Welch: ``The other candidate did not have the credentials that Ralph had. Ican’t help it how you see someone.’’
Hummel: ``The fact that universally a group did not go for the candidate you ultimate voted for, did that not give you pause at all?’’
Welch: ``The pause in listening to why they were deciding one way versus another versus what I got out of it, out of their interview, their questions, our questions, etc.. They didn’t convince me their choice was the way I thought the town needed to go.’’
Then there’s the issue of public input: in North Kingstown the council never publicly released the names of the finalists - or that Mollis was the council’s choice until the night of the vote.
That stands in contrast to the way the town of Barrington handled a similar search last year. Longtime manager Peter DeAngelis announced his retirement in early 2016, giving the council about 9 months to choose a replacement.
Speakman: ``We knew we wanted public input, because after all this is a public servant.’’
June Speakman was the council president during the search. Although the council served as the search committee, the final stages were a public process leading up to the decision.
Speakman: ``We had profiles in the paper and then we had the hearings in this chamber and members of the public were invited to the hearings. I was very impressed with the public participation as I often was in Barrington. The questions were well-founded they were thoughtful. And then I was impressed with the feedback that I got afterwards; folks were invited to send council members their feedback on the candidates and again, very very thoughtful.
The council voted to appoint retired Navy Captain James Cuhna, a town resident, as manager.
Speakman: ``It also helps the successful candidate to have gone through the process, to have met with the public, to have been written about in the paper and commented on by members of the public in an open process. He then comes to his job already known by the community and embraced by many members of it.’’
Welch said he’s also heard people question the speed of the council’s decision and Mollis’s North Providence roots.
Welch: ``Why are you moving so fast? Well I knew why we were moving fast. We had a budget coming in. We needed to get somebody in house and get the process going because May 1st we have to have a budget certified. You know we don’t want North Providence in North Kingstown. We don’t want to see all of a sudden new people brought in who come from North Providence. Excuse me? I want the best of available people working here.’’
13;50 The concern I have is there were eight people that poured their heart into this thing and did a really good job of making a selection - and it was unanimous, and there were Democrats and Republicans and Independents in that eightp-person person group, and it was a unanimous choice. I would think that should be difficult to disregard.’’
Lemieux: ``I don’t understand. I don’t understand why we were put together. We gave our opinion and it was unanimous. And so I don’t get the results of how the choice was made?’’
Welch said he believes Mollis’s background is a positive and not a negative - and that he’s gotten off to a great start.

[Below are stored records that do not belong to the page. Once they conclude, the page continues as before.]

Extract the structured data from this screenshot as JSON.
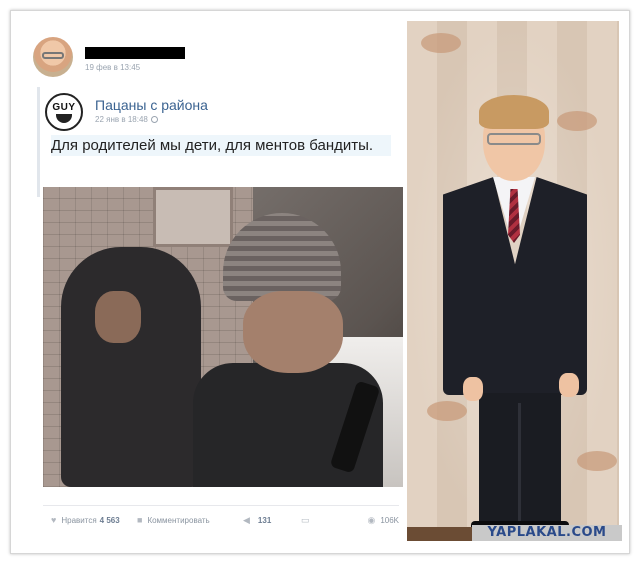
{
  "post": {
    "date": "19 фев в 13:45",
    "repost": {
      "group_name": "Пацаны с района",
      "group_logo_text": "GUY",
      "date": "22 янв в 18:48",
      "text": "Для родителей мы дети, для ментов бандиты."
    },
    "actions": {
      "like_label": "Нравится",
      "like_count": "4 563",
      "comment_label": "Комментировать",
      "share_count": "131",
      "views_count": "106K",
      "icons": {
        "like": "heart-icon",
        "comment": "comment-icon",
        "share": "share-icon",
        "save": "save-icon",
        "views": "eye-icon"
      }
    }
  },
  "watermark": "YAPLAKAL.COM",
  "colors": {
    "link": "#3b6391",
    "meta": "#9aa4b0",
    "watermark_text": "#2a4a8a",
    "watermark_bg": "#c9c9c9"
  }
}
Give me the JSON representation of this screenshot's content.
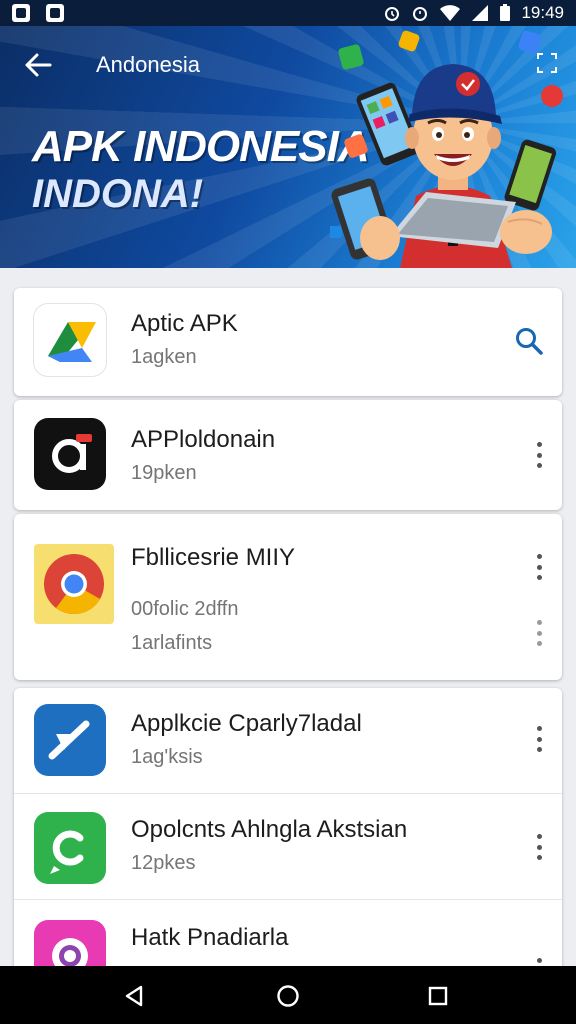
{
  "status_bar": {
    "time": "19:49"
  },
  "header": {
    "title": "Andonesia"
  },
  "banner": {
    "headline": "APK INDONESIA",
    "subheadline": "INDONA!"
  },
  "list": {
    "items": [
      {
        "name": "Aptic APK",
        "meta": "1agken",
        "action": "search-icon"
      },
      {
        "name": "APPloldonain",
        "meta": "19pken",
        "action": "more-vert-icon"
      },
      {
        "name": "Fbllicesrie MIIY",
        "meta": "00folic 2dffn",
        "meta2": "1arlafints",
        "action": "more-vert-icon"
      },
      {
        "name": "Applkcie Cparly7ladal",
        "meta": "1ag'ksis",
        "action": "more-vert-icon"
      },
      {
        "name": "Opolcnts Ahlngla Akstsian",
        "meta": "12pkes",
        "action": "more-vert-icon"
      },
      {
        "name": "Hatk Pnadiarla",
        "meta": "",
        "action": "more-vert-icon"
      }
    ]
  },
  "colors": {
    "banner_dark": "#0b2e66",
    "banner_light": "#2aa3ea",
    "accent": "#1967b3",
    "background": "#eceef1"
  }
}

Welch: ``One thing the citizens don’t have a grasp of is the things that need to be done by the town. Timely, and where we need to have good reach. We need, even yet, to have very good reach upstate. And by that I mean, somebody who can pick up the phone and get someone on the other end to answer the call because they know the person and they will deal with them. When I call they don’t know me from Adam, but when Ralph calls, as a former state office holder I expect someone is going to pick up the phone and say hello to Ralph.’’
Welch notes that Mollis works at the pleasure of the council, and reminded the new manager that all five members are up for election in an at-large race every two years.
Welch: ``In two years the people will get another shot at you and me. I said we got two years to show this town that the right choice was made when they elected me and when we put you as town manager.’’
In North Kingstown, Jim Hummel for the Hummel Report.